Yesterday, two important news stories demonstrated how new unchecked surveillance programs we've highlighted in our Spyfiles campaign are violating the constitutional rights of innocent Americans.
The first, a New York Times article revealed that from March 2009 to March 2011, the FBI opened an eye-popping 82,325 investigations called "assessments," which agents can open against individuals or groups without any evidence of wrongdoing. Not surprisingly, based on the low threshold for opening these inquiries, only 3,315 uncovered any facts to justify further investigation. No doubt far fewer actually resulted in criminal charges. But all of the information about the 79,000 innocent people investigated during this two-year period can be retained by the FBI forever, despite the fact no one engaged in wrongdoing of any kind.

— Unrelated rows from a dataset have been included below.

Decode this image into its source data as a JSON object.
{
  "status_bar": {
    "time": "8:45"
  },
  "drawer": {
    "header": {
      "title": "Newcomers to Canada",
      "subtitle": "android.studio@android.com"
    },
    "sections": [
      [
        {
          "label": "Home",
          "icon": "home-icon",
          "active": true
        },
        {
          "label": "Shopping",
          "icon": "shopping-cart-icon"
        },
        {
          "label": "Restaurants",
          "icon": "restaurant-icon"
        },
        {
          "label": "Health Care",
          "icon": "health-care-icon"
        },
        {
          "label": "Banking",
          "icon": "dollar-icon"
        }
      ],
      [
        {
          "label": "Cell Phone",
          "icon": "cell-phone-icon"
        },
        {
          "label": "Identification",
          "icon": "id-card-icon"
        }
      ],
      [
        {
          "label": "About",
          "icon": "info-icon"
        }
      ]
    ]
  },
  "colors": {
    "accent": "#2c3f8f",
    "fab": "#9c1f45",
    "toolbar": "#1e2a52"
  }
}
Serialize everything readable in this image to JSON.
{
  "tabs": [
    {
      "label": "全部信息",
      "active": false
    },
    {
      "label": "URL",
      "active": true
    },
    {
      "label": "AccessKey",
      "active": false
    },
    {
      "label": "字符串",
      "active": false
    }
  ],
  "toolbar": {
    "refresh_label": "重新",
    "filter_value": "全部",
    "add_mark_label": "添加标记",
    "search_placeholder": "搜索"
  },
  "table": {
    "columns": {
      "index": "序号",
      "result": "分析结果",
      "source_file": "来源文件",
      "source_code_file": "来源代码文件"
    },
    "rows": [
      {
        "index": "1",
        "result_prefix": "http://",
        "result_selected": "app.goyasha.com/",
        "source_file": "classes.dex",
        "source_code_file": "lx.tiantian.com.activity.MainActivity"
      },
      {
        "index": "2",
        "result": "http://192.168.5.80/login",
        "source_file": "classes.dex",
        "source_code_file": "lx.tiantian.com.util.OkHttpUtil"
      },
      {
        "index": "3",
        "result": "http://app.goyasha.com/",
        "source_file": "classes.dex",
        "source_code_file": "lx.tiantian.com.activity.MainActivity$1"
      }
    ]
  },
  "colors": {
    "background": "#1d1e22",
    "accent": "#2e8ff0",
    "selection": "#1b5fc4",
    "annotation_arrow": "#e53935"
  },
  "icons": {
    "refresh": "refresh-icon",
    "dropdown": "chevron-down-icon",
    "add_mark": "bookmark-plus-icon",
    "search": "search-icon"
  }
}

The second article was an Associated Press report that revealed the New York Police Department (NYPD), with training and support provided by the CIA, secretly initiated a domestic intelligence program that used census information to locate and map ethnic neighborhoods so they could be targeted for intrusive surveillance operations by undercover officers and informants. According to the article, over the last decade, the NYPD, with the assistance of current and former CIA officials, created a "Demographic Unit" that uses census data to place undercover NYPD officers into specific ethnic communities. These officers were instructed to "hang out" in plain clothes, conduct surveillance at coffee shops and book stores, and infiltrate mosques to document and report what people say and read in order to identify potential informants and threats—all without any suspicion that any individual in the targeted community is engaged in wrongdoing.
The NYPD's surveillance based on Americans' race and ethnicity isn't just happening in New York — NYPD officers operate in New Jersey, Massachusetts, and even in several foreign cities. As the New York Civil Liberties Union's Christopher Dunn said in the AP story, "One of the hallmarks of the intelligence division over the last 10 years is that, not only has it gotten extremely aggressive and sophisticated, but it's operating completely on its own. There are no checks. There is no oversight."
But this isn't the first time we've heard of law enforcement agencies using racial and ethnic demographic information to profile communities for investigation. A Los Angeles Police Department "Muslim mapping" program exposed in 2008 was shut down after a wave of public criticism, and we later found out the FBI has an even broader racial mapping program in every FBI field office.
In fact, yesterday's NY Times article described 1,819 "assessments" the FBI conducted to identify potential threats in "geographic districts," but what isn't said is that the method the FBI uses to identify these potential threats includes racial and ethnic mapping based on stereotypes about which ethnic groups tend to commit the different crimes the FBI investigates. Racial mapping is simply racial profiling on steroids.
The AP article includes FBI denials that it engages in racial or religious profiling, but there is substantial evidence showing that the FBI infringes on First Amendment rights by infiltrating mosques to conduct surveillance on Muslims in the same manner as the NYPD/CIA operation. FBI informants that infiltrated mosques in New York, Ohio, and California, among other locations, have testified that they were sent into the mosques with broad orders to collect information about anyone they come across.
The ACLU's Southern California affiliate is suing the FBI in a federal class action lawsuit challenging the FBI's unconstitutional infiltration of mosques. And we have launched a nationwide effort under the Freedom of Information Act to obtain information on the FBI racial mapping program and the ways in which it violates the civil rights and liberties of innocent Americans. The ACLU and our affiliates in Northern California, New Jersey, and Michigan are suing the FBI for withholding information about this program.
There's more — and likely worse — to come from the FBI. Despite all the evidence of abuse of its existing authority, the FBI will soon be claiming even greater investigative powers. Join us in telling Attorney General Eric Holder he should rein in the FBI's investigative authorities, instead of expanding them.